Ruby Barber at Mary Lennox

The Arrangement

Ruby Barber at Mary Lennox

Ruby Barber is one half of Mary Lennox – a florist shop located in The Store x Soho House, Berlin. Here Ruby and her colleague Olivia sell cut flowers from Thursday to Saturday and offer a range of services, from plant styling to events and large-scale installations. Originally from Sydney, Barber made the move to Berlin three years ago. Drawn to its laidback lifestyle and sense of opportunity it was here that Mary Lennox came to life.

Flowers used in the arrangement

  • Cherry blossom
  • Spirea
  • Foxglove
  • Clematis
  • Forget-me-nots
  • Sweetpea
  • Flowering currant branches
  • Columbines
  • Why did you choose these flowers?
    The choice was fairly impulsive! The flowers reflect the best of what is available at the moment, and the type of mood I am in. These flowers were sourced from our personal collection of clematis plants, the flower market and the blossom came from a local farm.

    How long did this arrangement take?
    Including processing all the flowers, no longer than half an hour.

  • How do you go about arranging?
    I start by using branches to establish the full shape and then I bulk it out with flowers at the base. The final touch was the clematis, the feature flower for this arrangement. In terms of theory, I just take it one flower after the next! Each stem’s natural shape and form guide its placement.

    What tools did you use?
    This old, concrete urn is actually full of holes, so a bucket was used inside to hold the water. I then used small vials to hold water for the stems that couldn’t reach the bucket, which were tucked into fuller clumps of flowers. Of course, nothing can be done without a sharp pair of scissors, especially when working with woody-stemmed branches.

  • So who is Mary Lennox?
    The name came from Frances Hodgson Burnett’s novel The Secret Garden, one of my all time favourite books. Coincidentally, my first flower studio was on the corner of Mary and Lennox Streets in Sydney. The building holds a lot of sentimental significance for me, as it housed my father’s first photography studio and my mother’s first art gallery, so it goes beyond my love of the story of Mary Lennox and her secret garden.

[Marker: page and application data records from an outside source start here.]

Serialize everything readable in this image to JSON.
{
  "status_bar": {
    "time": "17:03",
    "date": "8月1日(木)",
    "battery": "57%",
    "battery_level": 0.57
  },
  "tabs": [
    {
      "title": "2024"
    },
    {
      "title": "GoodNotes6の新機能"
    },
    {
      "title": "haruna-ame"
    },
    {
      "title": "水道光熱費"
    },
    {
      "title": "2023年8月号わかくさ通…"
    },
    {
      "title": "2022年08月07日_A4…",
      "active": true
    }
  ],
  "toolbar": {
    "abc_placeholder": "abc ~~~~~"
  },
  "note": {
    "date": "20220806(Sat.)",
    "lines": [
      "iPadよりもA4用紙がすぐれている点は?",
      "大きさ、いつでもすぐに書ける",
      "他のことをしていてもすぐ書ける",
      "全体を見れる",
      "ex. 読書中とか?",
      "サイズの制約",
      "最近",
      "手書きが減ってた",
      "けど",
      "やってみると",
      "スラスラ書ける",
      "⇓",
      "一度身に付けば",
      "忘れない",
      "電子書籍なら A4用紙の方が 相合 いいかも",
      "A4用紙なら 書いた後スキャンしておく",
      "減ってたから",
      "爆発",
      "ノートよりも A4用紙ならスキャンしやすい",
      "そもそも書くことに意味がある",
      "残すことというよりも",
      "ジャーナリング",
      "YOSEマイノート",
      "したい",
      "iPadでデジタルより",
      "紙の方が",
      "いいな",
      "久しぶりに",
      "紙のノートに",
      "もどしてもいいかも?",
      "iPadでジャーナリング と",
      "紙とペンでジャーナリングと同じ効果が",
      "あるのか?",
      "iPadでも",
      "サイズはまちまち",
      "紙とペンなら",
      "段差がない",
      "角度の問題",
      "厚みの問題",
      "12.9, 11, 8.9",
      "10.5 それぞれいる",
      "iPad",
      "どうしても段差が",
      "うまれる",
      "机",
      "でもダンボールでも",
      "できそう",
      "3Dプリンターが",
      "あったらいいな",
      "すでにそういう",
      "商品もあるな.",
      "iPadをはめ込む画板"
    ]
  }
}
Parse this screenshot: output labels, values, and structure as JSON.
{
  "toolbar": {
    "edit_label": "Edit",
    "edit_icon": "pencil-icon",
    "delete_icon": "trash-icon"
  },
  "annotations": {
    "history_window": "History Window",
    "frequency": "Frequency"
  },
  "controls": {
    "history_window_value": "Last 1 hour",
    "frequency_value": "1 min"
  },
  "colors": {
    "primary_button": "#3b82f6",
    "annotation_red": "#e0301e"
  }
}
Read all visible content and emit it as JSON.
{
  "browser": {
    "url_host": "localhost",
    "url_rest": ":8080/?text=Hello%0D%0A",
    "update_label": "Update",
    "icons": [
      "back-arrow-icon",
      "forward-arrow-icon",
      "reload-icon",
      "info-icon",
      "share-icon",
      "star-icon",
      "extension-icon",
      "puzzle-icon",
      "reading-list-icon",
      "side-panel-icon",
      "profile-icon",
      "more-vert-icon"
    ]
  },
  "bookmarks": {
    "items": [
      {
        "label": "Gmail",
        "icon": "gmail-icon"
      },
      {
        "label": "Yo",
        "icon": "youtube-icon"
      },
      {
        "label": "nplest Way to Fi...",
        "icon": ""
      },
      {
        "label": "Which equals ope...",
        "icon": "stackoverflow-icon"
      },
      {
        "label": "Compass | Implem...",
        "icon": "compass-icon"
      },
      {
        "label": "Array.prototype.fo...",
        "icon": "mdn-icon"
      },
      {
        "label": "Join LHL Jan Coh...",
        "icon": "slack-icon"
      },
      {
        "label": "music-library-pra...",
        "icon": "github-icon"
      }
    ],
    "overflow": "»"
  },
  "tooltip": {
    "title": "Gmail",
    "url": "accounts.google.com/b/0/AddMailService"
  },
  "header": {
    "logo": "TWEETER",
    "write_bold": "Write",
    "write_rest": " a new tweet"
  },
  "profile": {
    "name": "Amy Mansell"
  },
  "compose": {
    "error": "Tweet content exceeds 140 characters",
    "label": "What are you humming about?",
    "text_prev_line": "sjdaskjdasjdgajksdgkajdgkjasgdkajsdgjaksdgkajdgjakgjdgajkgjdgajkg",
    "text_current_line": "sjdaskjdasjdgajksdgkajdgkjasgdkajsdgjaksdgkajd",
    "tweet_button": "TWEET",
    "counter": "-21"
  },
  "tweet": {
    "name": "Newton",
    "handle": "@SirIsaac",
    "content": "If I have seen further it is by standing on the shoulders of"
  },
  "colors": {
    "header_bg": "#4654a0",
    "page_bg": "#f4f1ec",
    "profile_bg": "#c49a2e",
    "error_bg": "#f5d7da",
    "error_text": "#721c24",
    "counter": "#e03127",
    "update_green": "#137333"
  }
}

    What first drew you to working with flowers?
    An interest in flowers and plants is contagious. The more people I met in the industry, the more excited I felt about working with flowers, but it is hard to pinpoint what drew me into this line of work initially. I liked the thrill of waking up in the middle of the night and driving to a big warehouse full of flowers, and hunting down the most beautiful things there. It was an adventure. That initial excitement eventually wore off, but the nature of the job still invigorates me. I spend almost no time at a desk and on a daily basis I am surrounded by the beauty of nature by the bucket-full. It is so rewarding to work with a medium that brings people so much joy. I also really like that I spend so little time with what I create. Working with perishable produce means that there is a point where it has to be finished and after that you never see it again. Creative work without this time pressure is really difficult for me, as I can be very indecisive. 

  • What’s the flower scene like in Berlin?
    It is with some regret that I have to say I’m not really involved a scene here. I hardly know any other people working in my field outside Mary Lennox. My ‘scene’ extends to people who have reached out to me from other fields, who want to know more about what we do at Mary Lennox. In terms of the natural landscape, however, Berlin is endlessly inspiring. The overgrown streets are filled with flowering plants. During the past weeks, Berlin has been bursting with blossom, lilac and magnolia. It’s the best.

    What are the popular flower choices in Berlin today?
    What I think is special and what I consider popular are two different things. Popular flowers here are fairly generic - imported roses, lilies etc. We try to find ways to incorporate unusual flowers and work with produce that people aren’t used to seeing in floral arrangements.  The biggest challenge with this approach is that it is really difficult to get your hands on unique flowers. This takes us on all kinds of crazy sourcing trips, and they have become one of my favourite aspects of my job.

  • What changes have you seen in floristry since you have been there?
    I wish I could say that I’ve seen more changes in floristry as a whole! Mary Lennox, however, has changed quite a bit. At the moment, we are working much more closely with plants and gardening. We now offer full plant styling services and installations and we have a collection of seeds for sale. We have big plans for this side of the business and I’m so excited to put more of our ideas into action in the near future.

    What’s your favourite green space in Berlin?
    My favourite spot changes from week to week, depending on what is flowering! Of course, the botanical garden is spectacular and the surrounding areas of Brandenburg and Potsdam are extremely beautiful. 

Seeds by Mary Lennox